John Faulkner Collection

  • This material is held at
  • Reference
      GB 3401 FLK
  • Dates of Creation
      1750 - 1970
  • Name of Creator
  • Language of Material
  • Physical Description
      3 folders and 1 album of photographs, 1 file of correspondence, 3 scrapbooks of press cuttings and 2 boxes of leaflets, notes, reports and miscellaneous photographs

Scope and Content

The John Faulkner Collection comprises of one folder of correspondence containing letters from various organisations and individuals about his research into theatre buildings, three folders and one large album of photographs, magazine cuttings, programmes, lithographs and illustrations of London, regional and Parisian theatres and three scrapbooks of press cuttings about theatrical topics. The collection also contains two boxes of slides and negatives, personal papers, notes, lecture reports, miscellaneous photographs and leaflets from various theatre exhibitions.

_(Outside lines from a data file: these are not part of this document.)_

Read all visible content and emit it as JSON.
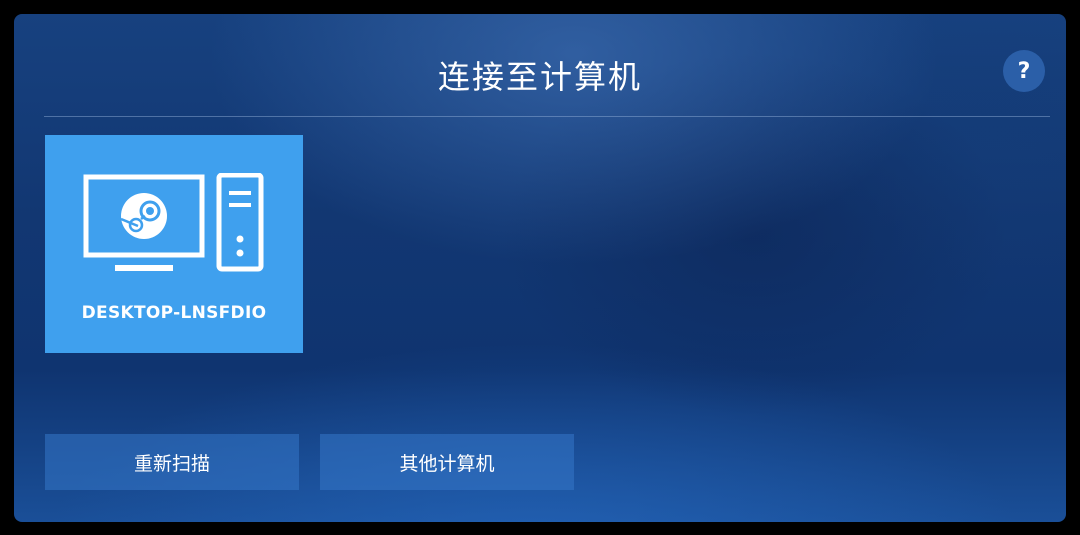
{
  "header": {
    "title": "连接至计算机",
    "help_label": "?",
    "help_icon": "question-mark-icon"
  },
  "computers": [
    {
      "name": "DESKTOP-LNSFDIO",
      "icon": "steam-pc-icon"
    }
  ],
  "actions": {
    "rescan_label": "重新扫描",
    "other_label": "其他计算机"
  },
  "colors": {
    "tile": "#3fa0ee",
    "background": "#123772",
    "button": "#2b5fa8"
  }
}
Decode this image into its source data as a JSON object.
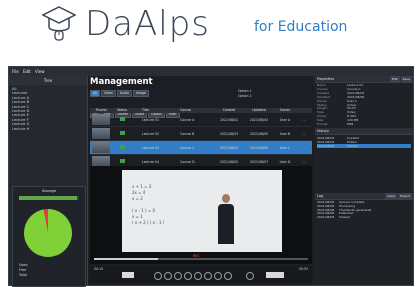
{
  "hero": {
    "logo_text": "DaAlps",
    "sub_text": "for Education"
  },
  "menubar": {
    "items": [
      "File",
      "Edit",
      "View"
    ]
  },
  "left": {
    "header": "Tree",
    "tree": [
      "All",
      "Lectures",
      "Lecture A",
      "Lecture B",
      "Lecture C",
      "Lecture D",
      "Lecture E",
      "Lecture F",
      "Lecture G",
      "Lecture H"
    ],
    "storage_caption": "Storage",
    "storage_used_fraction": 0.97,
    "legend": [
      "Used",
      "Free",
      "Total"
    ]
  },
  "center": {
    "title": "Management",
    "tabs": [
      "All",
      "Video",
      "Audio",
      "Image"
    ],
    "toolbar_buttons": [
      "Up",
      "Edit",
      "Delete",
      "Share",
      "Export",
      "Filter"
    ],
    "options": [
      "Option 1",
      "Option 2"
    ],
    "columns": [
      "Thumb",
      "Status",
      "",
      "Title",
      "Course",
      "Created",
      "Updated",
      "Owner",
      ""
    ],
    "rows": [
      {
        "title": "Lecture 01",
        "course": "Course A",
        "created": "2021/08/02",
        "updated": "2021/08/04",
        "owner": "User A",
        "selected": false
      },
      {
        "title": "Lecture 02",
        "course": "Course B",
        "created": "2021/08/03",
        "updated": "2021/08/05",
        "owner": "User B",
        "selected": false
      },
      {
        "title": "Lecture 03",
        "course": "Course C",
        "created": "2021/08/04",
        "updated": "2021/08/06",
        "owner": "User C",
        "selected": true
      },
      {
        "title": "Lecture 04",
        "course": "Course D",
        "created": "2021/08/05",
        "updated": "2021/08/07",
        "owner": "User D",
        "selected": false
      }
    ],
    "video": {
      "badge": "REC",
      "time_current": "00:15",
      "time_total": "00:53",
      "progress": 0.3,
      "board_text": "x + 1 = 3\n2x = 4\nx = 2\n\n( x - 1 ) = 0\nx = 1\n( x + 2 ) ( x - 1 )"
    }
  },
  "right": {
    "props_header": "Properties",
    "props_buttons": [
      "Edit",
      "Save"
    ],
    "props": [
      {
        "k": "Name",
        "v": "Lecture 03"
      },
      {
        "k": "Course",
        "v": "Course C"
      },
      {
        "k": "Created",
        "v": "2021/08/04"
      },
      {
        "k": "Updated",
        "v": "2021/08/06"
      },
      {
        "k": "Owner",
        "v": "User C"
      },
      {
        "k": "Status",
        "v": "Active"
      },
      {
        "k": "Length",
        "v": "00:53"
      },
      {
        "k": "Type",
        "v": "Video"
      },
      {
        "k": "Codec",
        "v": "H.264"
      },
      {
        "k": "Size",
        "v": "120 MB"
      },
      {
        "k": "Format",
        "v": "MP4"
      }
    ],
    "history_header": "History",
    "history": [
      {
        "t": "2021/08/04",
        "v": "Created",
        "sel": false
      },
      {
        "t": "2021/08/05",
        "v": "Edited",
        "sel": false
      },
      {
        "t": "2021/08/06",
        "v": "Shared",
        "sel": true
      }
    ],
    "log_header": "Log",
    "log_buttons": [
      "Clear",
      "Export"
    ],
    "log": [
      {
        "t": "2021/08/06",
        "v": "Upload complete"
      },
      {
        "t": "2021/08/06",
        "v": "Processing"
      },
      {
        "t": "2021/08/06",
        "v": "Thumbnail generated"
      },
      {
        "t": "2021/08/06",
        "v": "Published"
      },
      {
        "t": "2021/08/06",
        "v": "Viewed"
      }
    ]
  }
}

Administrative / Biographical History

Rev. John William Harper Faulkner (1903-1982) studied first at Cambridge and then at theological college. He was ordained into the Church of England in 1930, serving as a curate in Nuneaton and being given a parish of his own in Seer Green, South Buckinghamshire on return from his honeymoon in 1934. He was later rector of Lillingstone Dayrell and Vicar of Aston Abbotts until 1956, when he reverted to being a curate at St. Peter, Bedford and, finally, Holy Trinity, Bedford, operating also (to use his own words) “as more or less a free-lance, taking services where needed”. He preached at Holy Trinity, Sloane Square two or three times a year and continued to do so after his retirement in 1968. He died in 1982, aged 78. Reverend Faulkner was a keen theatre goer, and had a particular interest in the interaction between theatre architecture and the theatre arts. Some of his most important work on theatre architecture was carried out between 1942 and 1957 when theatres were being lost at an alarming rate, often leaving no records behind. In the 1940s he set out to catalogue pictorial records of London theatres. His lists, published in Theatre Notebook, were the first of their kind. The National Buildings Record (later the National Monuments Record, now the Historic England Archive) adopted Faulkner’s “urgent” lists as a basis for the systematic photographic recording of a number of theatres.


The collection is arranged as follows:

  • FLK/1 British and Parisian theatre photographs and illustrations
  • FLK/2 Press cuttings of British and International theatre news
  • FLK/3 Leaflets, notes, lecture reports and miscellaneous photographs
  • FLK/4 Correspondence

Access Information

The majority of the collection is open but some material is subject to access restrictions under the Data Protection Act.

Acquisition Information

The Faulkner Collection was purchased in March 2005. The collection was previously held by The Theatres Trust on long term loan.

Other Finding Aids

A spreadsheet listing all the photographs and illustrations with dates and names of theatres depicted is available. Indexes are also available for the scrapbooks and lecture reports.

Alternative Form Available

Some of the photographs and illustrations in FLK/1 in have been digitised.

Archivist's Note

The collection was catalogued by Hannah Wilkinson, Library and Archive Volunteer, November 2015. Parts of the biographical history were written by John Earl in 2000.

Custodial History

Faulkner advertised for pictures and wrote to theatre managements, national collections, publishers, photography firms and private photographers to compile his collection. He also assembled engravings from the Illustrated London News and in at least one case (Drury Lane Theatre Royal) commissioned his own record from a professional photographer. In his later life Faulkner presented his collection to Graham Richards.


No further accruals are expected.


Illustrations of Theatres, John Faulkner, Theatre Notebook Vol. 1, No. 2-6, 1946-1947

The Faulkner Collection: Illustrations of London Theatres, John Earl, Theatre Notebook Vol. 54, No. 1, 2000